“Those are great crossover technologies that also have applications within aerospace and aviation,” Ruppel says. “We worked hard to make this a regional entity that supports not only activities here, but also supports the activities that are going on in the aerospace environment and the industrial environment in the state of Colorado and in this region,”

With more than 400 aerospace and aviation-related companies operating in the state, Colorado contains one of the country’s largest such economies. For prospective and current Space Port tenants, this means access to resources and skilled labor, in addition to facilities.

“Beyond [runway space], it’s being able to provide those companies easy access to a great international airport, being able to provide those companies with easy access to a tremendous workforce in the state and in the metropolitan area, being able to provide those companies with access to multi-modal transportation,” Ruppel says. “We have access to a great lifestyle here in Colorado and a great place to live and a very supportive local municipal government in Adams County as well as in the surrounding municipalities.”

For Reaction Engines, which built Test Facility 2 at the Colorado Air and Space Port to serve as a custom-made proving ground for its precooler technology, the site would also allow the company to test engines using the precooler technology for super and hypersonic space flight as well as commercial travel, thanks to the site’s dual-use status as an airport and space port.

As for the company’s initial test of its precooler at Mach 3.3 speeds, Tansing reports the precooler worked  perfectly, cooling the near-800 degree jet exhaust. The company will continue testing, eventually pushing air flow through the precooler at temperatures up to 1,800 degrees with the use of an afterburner on the J79.

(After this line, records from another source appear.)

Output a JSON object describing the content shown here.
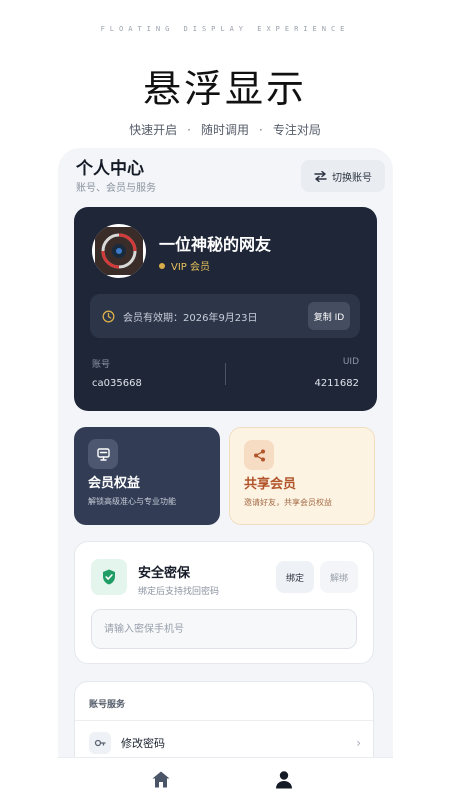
{
  "header": {
    "tagline": "FLOATING DISPLAY EXPERIENCE",
    "title": "悬浮显示",
    "features": [
      "快速开启",
      "随时调用",
      "专注对局"
    ]
  },
  "page": {
    "title": "个人中心",
    "subtitle": "账号、会员与服务",
    "switch_account": "切换账号"
  },
  "user": {
    "nickname": "一位神秘的网友",
    "badge": "VIP 会员",
    "expiry_label": "会员有效期：2026年9月23日",
    "copy_id": "复制 ID",
    "account_label": "账号",
    "account_value": "ca035668",
    "uid_label": "UID",
    "uid_value": "4211682"
  },
  "tiles": [
    {
      "title": "会员权益",
      "desc": "解锁高级准心与专业功能"
    },
    {
      "title": "共享会员",
      "desc": "邀请好友，共享会员权益"
    }
  ],
  "security": {
    "title": "安全密保",
    "desc": "绑定后支持找回密码",
    "bind": "绑定",
    "unbind": "解绑",
    "phone_placeholder": "请输入密保手机号"
  },
  "services": {
    "title": "账号服务",
    "items": [
      {
        "label": "修改密码"
      }
    ]
  },
  "colors": {
    "card_dark": "#1e2638",
    "tile_dark": "#323d55",
    "tile_light": "#fdf3e3",
    "vip_gold": "#d7ae4a",
    "accent_orange": "#b1542a",
    "shield_green": "#1f9d65"
  },
  "icons": [
    "swap-icon",
    "avatar-target-icon",
    "history-icon",
    "monitor-icon",
    "share-icon",
    "shield-icon",
    "key-icon",
    "chevron-right-icon",
    "home-icon",
    "user-icon"
  ]
}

“It’s been an excellent partnership and we couldn’t have asked for a better fit, honestly,” Adrian Tansing of Reaction Engines.